On my list of daily activities, which includes checking Facebook before I get out of bed and frowning at the morning news while I eat breakfast, is checking out what kind of awesomeness I will find on Jezabel.com. When the work day is slow, I am checking that website every few hours in the hope a new, interesting article greats me. If the morning news was more like Jezebel and The Daily Show, I wouldn’t be frowning while I chow down on my granola and yogurt.
I happened across an article just now titled ‘Are You Ambivalent about Pregnancy? Join the Club.‘ Without even reading the article, I already have a ton to say about this. My answer, a resounding yes, has shifted throughout my short 23 years, but I think ambivalence is where my feelings towards bearing my own children will remain. Here’s a little history:
10-14 Years Old:
I was in Catholic school and had very low self-esteem. It was my impression that everyone in the world hated me. This is no joke. I literally thought that my friends were only nice to me out of pity, that my bullies were only giving me what I deserved and that my family only loved me out of obligation.
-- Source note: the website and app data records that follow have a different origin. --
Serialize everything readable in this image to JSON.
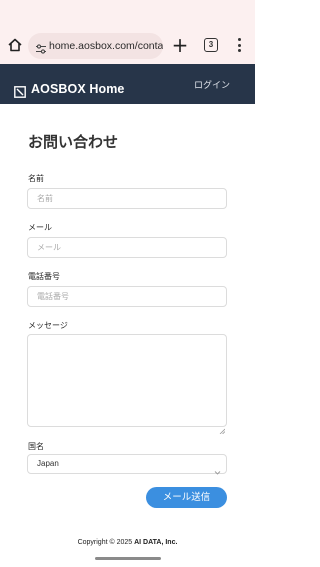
{
  "browser": {
    "url": "home.aosbox.com/conta",
    "tab_count": "3"
  },
  "header": {
    "brand": "AOSBOX Home",
    "login": "ログイン"
  },
  "form": {
    "title": "お問い合わせ",
    "name_label": "名前",
    "name_placeholder": "名前",
    "email_label": "メール",
    "email_placeholder": "メール",
    "phone_label": "電話番号",
    "phone_placeholder": "電話番号",
    "message_label": "メッセージ",
    "country_label": "国名",
    "country_value": "Japan",
    "submit_label": "メール送信"
  },
  "footer": {
    "prefix": "Copyright © 2025 ",
    "company": "AI DATA, Inc."
  },
  "colors": {
    "browser_bg": "#fcf0f0",
    "navbar_bg": "#273549",
    "accent": "#3b8fe0"
  },
  "icons": [
    "home-icon",
    "site-settings-icon",
    "new-tab-icon",
    "tab-switcher-icon",
    "more-menu-icon",
    "brand-logo-icon",
    "chevron-down-icon",
    "resize-grip-icon"
  ]
}
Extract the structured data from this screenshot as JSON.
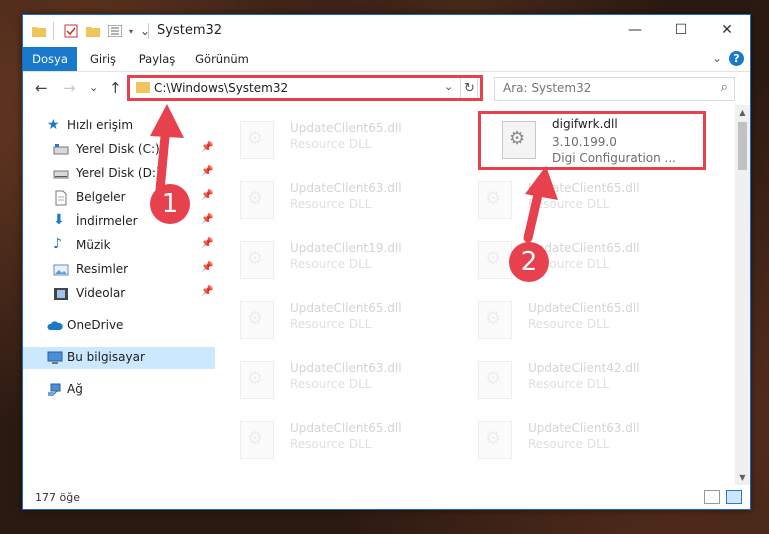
{
  "window": {
    "title": "System32"
  },
  "window_controls": {
    "minimize": "—",
    "maximize": "☐",
    "close": "✕"
  },
  "ribbon": {
    "tabs": [
      "Dosya",
      "Giriş",
      "Paylaş",
      "Görünüm"
    ],
    "collapse": "⌄",
    "help": "?"
  },
  "nav": {
    "back": "←",
    "forward": "→",
    "recent": "⌄",
    "up": "↑",
    "address": "C:\\Windows\\System32",
    "address_dropdown": "⌄",
    "refresh": "↻",
    "search_placeholder": "Ara: System32"
  },
  "nav_pane": {
    "items": [
      {
        "label": "Hızlı erişim",
        "icon": "star-icon"
      },
      {
        "label": "Yerel Disk (C:)",
        "icon": "drive-icon",
        "pinned": true
      },
      {
        "label": "Yerel Disk (D:)",
        "icon": "drive-icon",
        "pinned": true
      },
      {
        "label": "Belgeler",
        "icon": "document-icon",
        "pinned": true
      },
      {
        "label": "İndirmeler",
        "icon": "download-icon",
        "pinned": true
      },
      {
        "label": "Müzik",
        "icon": "music-icon",
        "pinned": true
      },
      {
        "label": "Resimler",
        "icon": "pictures-icon",
        "pinned": true
      },
      {
        "label": "Videolar",
        "icon": "video-icon",
        "pinned": true
      },
      {
        "label": "OneDrive",
        "icon": "cloud-icon"
      },
      {
        "label": "Bu bilgisayar",
        "icon": "computer-icon",
        "selected": true
      },
      {
        "label": "Ağ",
        "icon": "network-icon"
      }
    ],
    "pin_glyph": "📌"
  },
  "files": [
    {
      "name": "UpdateClient65.dll",
      "desc": "Resource DLL"
    },
    {
      "name": "digifwrk.dll",
      "version": "3.10.199.0",
      "desc": "Digi Configuration ...",
      "highlighted": true
    },
    {
      "name": "UpdateClient63.dll",
      "desc": "Resource DLL"
    },
    {
      "name": "UpdateClient65.dll",
      "desc": "Resource DLL"
    },
    {
      "name": "UpdateClient19.dll",
      "desc": "Resource DLL"
    },
    {
      "name": "UpdateClient65.dll",
      "desc": "Resource DLL"
    },
    {
      "name": "UpdateClient65.dll",
      "desc": "Resource DLL"
    },
    {
      "name": "UpdateClient65.dll",
      "desc": "Resource DLL"
    },
    {
      "name": "UpdateClient63.dll",
      "desc": "Resource DLL"
    },
    {
      "name": "UpdateClient42.dll",
      "desc": "Resource DLL"
    },
    {
      "name": "UpdateClient65.dll",
      "desc": "Resource DLL"
    },
    {
      "name": "UpdateClient63.dll",
      "desc": "Resource DLL"
    }
  ],
  "status": {
    "count": "177 öğe"
  },
  "annotations": {
    "badge1": "1",
    "badge2": "2",
    "color": "#e8414e"
  },
  "colors": {
    "accent": "#1979ca",
    "selection": "#cce8ff"
  }
}
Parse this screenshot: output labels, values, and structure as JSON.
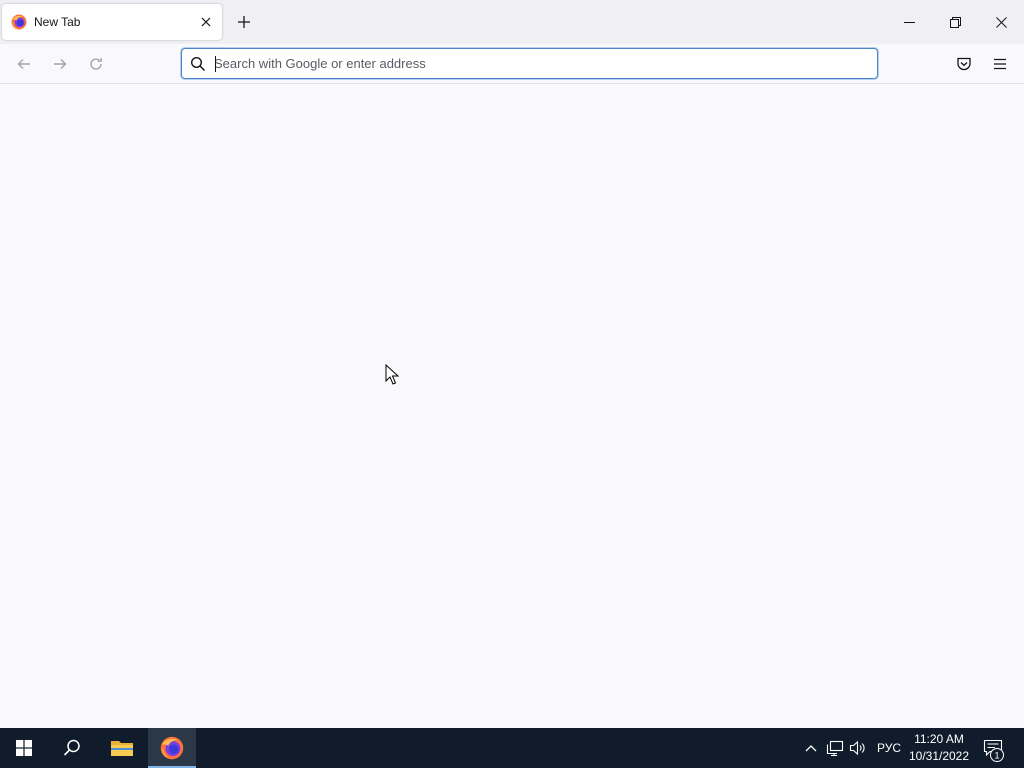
{
  "browser": {
    "tab": {
      "title": "New Tab",
      "favicon": "firefox-icon"
    },
    "new_tab_icon": "plus-icon",
    "window_controls": [
      "minimize-icon",
      "restore-icon",
      "close-icon"
    ]
  },
  "navbar": {
    "icons": [
      "back-arrow-icon",
      "forward-arrow-icon",
      "reload-icon"
    ],
    "urlbar": {
      "placeholder": "Search with Google or enter address",
      "value": ""
    },
    "right_icons": [
      "pocket-icon",
      "hamburger-menu-icon"
    ]
  },
  "taskbar": {
    "apps": [
      "windows-start-icon",
      "search-icon",
      "file-explorer-icon",
      "firefox-icon"
    ],
    "tray": {
      "language": "РУС",
      "time": "11:20 AM",
      "date": "10/31/2022",
      "notification_count": "1"
    }
  },
  "colors": {
    "tabstrip_bg": "#f0f0f4",
    "content_bg": "#f9f9fb",
    "focus_border": "#4a85c8",
    "taskbar_bg": "#101c2b"
  }
}
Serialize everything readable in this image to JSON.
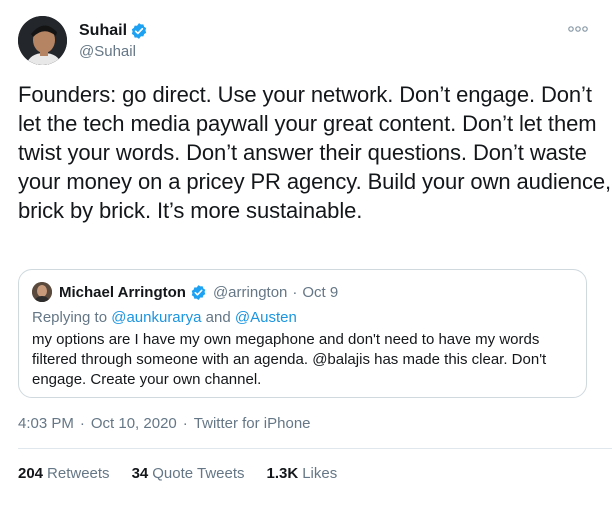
{
  "author": {
    "name": "Suhail",
    "handle": "@Suhail",
    "verified": true
  },
  "tweet_text": "Founders: go direct. Use your network. Don’t engage. Don’t let the tech media paywall your great content. Don’t let them twist your words. Don’t answer their questions. Don’t waste your money on a pricey PR agency. Build your own audience, brick by brick. It’s more sustainable.",
  "quoted": {
    "name": "Michael Arrington",
    "handle": "@arrington",
    "date": "Oct 9",
    "separator": "·",
    "replying_prefix": "Replying to",
    "replying_to_1": "@aunkurarya",
    "replying_joiner": "and",
    "replying_to_2": "@Austen",
    "text": "my options are I have my own megaphone and don't need to have my words filtered through someone with an agenda. @balajis has made this clear. Don't engage. Create your own channel."
  },
  "meta": {
    "time": "4:03 PM",
    "date": "Oct 10, 2020",
    "source": "Twitter for iPhone",
    "separator": "·"
  },
  "stats": {
    "retweets_count": "204",
    "retweets_label": "Retweets",
    "quotes_count": "34",
    "quotes_label": "Quote Tweets",
    "likes_count": "1.3K",
    "likes_label": "Likes"
  },
  "colors": {
    "verified_blue": "#1da1f2",
    "link_blue": "#1b95e0",
    "secondary_text": "#657786",
    "border": "#cfd9de"
  },
  "icons": {
    "verified": "verified-badge-icon",
    "more": "more-options-icon"
  }
}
It’s no surprise that I thought I would never find love. I prepared myself for an independent life on my own. Even at this young age, I focused on college as my ticket out of this living hell. The ‘graduating’ eighth grade class has a special section in the year book where they asked us what our job would be in 10 years, if we would be married and how many kids we would have. I was the only one who said I would be unmarried with no kids.
15-18 Years Old:
Public high school was my first chance to redefine myself and I faced the challenge head on. It was in those four years that I developed an anger towards my fears to the point where I felt compelled to do everything that caused me fear. I entered individual speech contests and solo vocal contest, taking pride in the simple fact I had the courage to stand up and be judged. I actually went on to state multiple times through those contests. The greatest life events that elevated my self-esteem came in the form of two horrible relationships. I’m going to keep this short and simply say that if I had a healthy amount of self-worth, those guys would have never gotten past the first date. These relationships showed me two things: 1) I was better off being on my own than I was settling for a horrid relationship just because I was afraid of being alone and 2) that it was possible for a man to like me, even if they only liked me for my body.
During this time, I entertained the idea of what it would be like to literally have life growing inside me. Marriage still seemed like a distant dream, but as I watched my friends (who I actually thought of as genuine friends at this point) develop healthy relationships, I began to imagine what my ideal relationship would entail. I decided I would ideally like to have two children in the unlikely event someone loved me enough to propose marriage to me.
19-22 Years Old:
My wait was finally over and I left for college without a second thought. Honestly, I thought little of relationships because all I cared about was graduating in four years, studying abroad, learning how to fence and speaking Japanese (all of which happened). I was at peace with myself and perfectly happy with my productive bachelorette life. It was ignorant of me to assume life would be easily predictable from that point on given it had thrown me curve balls for 19 years. A man entered my life with whom I fell in love. He was different from me in just the right ways and similar where it counted. The fact that I wanted to leave the country for a semester didn’t phase him and he happily supported me as I traveled to Northern Ireland and continued to pursue all my other college goals. While I had found love, something I never thought I would have, my views on having a family where changing. I saw more of the world in those four years than I had ever before. There exists so much to see and do that a simple life raising a family seemed lacking. I am aware that children offer their own excitement and reward, but I realized that having a family was not the only path open to me.
Ambivalence is where I have landed in terms of raising a family. If my boyfriend (who I do hope to marry some day) wants to have children, I am more than open to the idea. If the decision were entirely up to me, I probably wouldn’t have children just because I’m happy the way things are. Children are expensive, though. I have read articles that claim labor and birth in a hospital can cost upwards of 30,000 dollars and that some places are advertising loans for preschool. Unless my husband and I are making some seriously outrageous cash, I can kiss my dreams of world travel goodbye. I’m not convinced that children are worth having unless you really want to have them. This is where I have landed and I think it is where I will stay. If my husband really wants children, I will happily take up that life adventure and love them all to death. If not, I will happily enjoy the adventure of love, life and travel with my husband. I would honestly be perfectly happy in any situation.
Now, if only I could hold my ambivalent stance on bearing children in peace. I’ve been told to “have at least one” or I will increase my chances of breast cancer. Personally, I feel like ‘I don’t want cancer‘ is a bad reason to have a child. According to WebMD, women who have children before the age of 20 cut their chances of breast cancer in half, but I’ve already missed that opportunity. I guess I just don’t feel the urgency. Living close to the city increases my chances of cancer, too, but that doesn’t mean I’m running to a rural town. I’ll take my chances and live life how I want. Either way, it’s going to end in death. I may as well live it up in the mean time.
…and with that, I’m off to read about ambivalence to pregnancy.
UPDATE: While the title of the Jezebel article inspired this post, the article itself is about a slightly different subject than I assumed.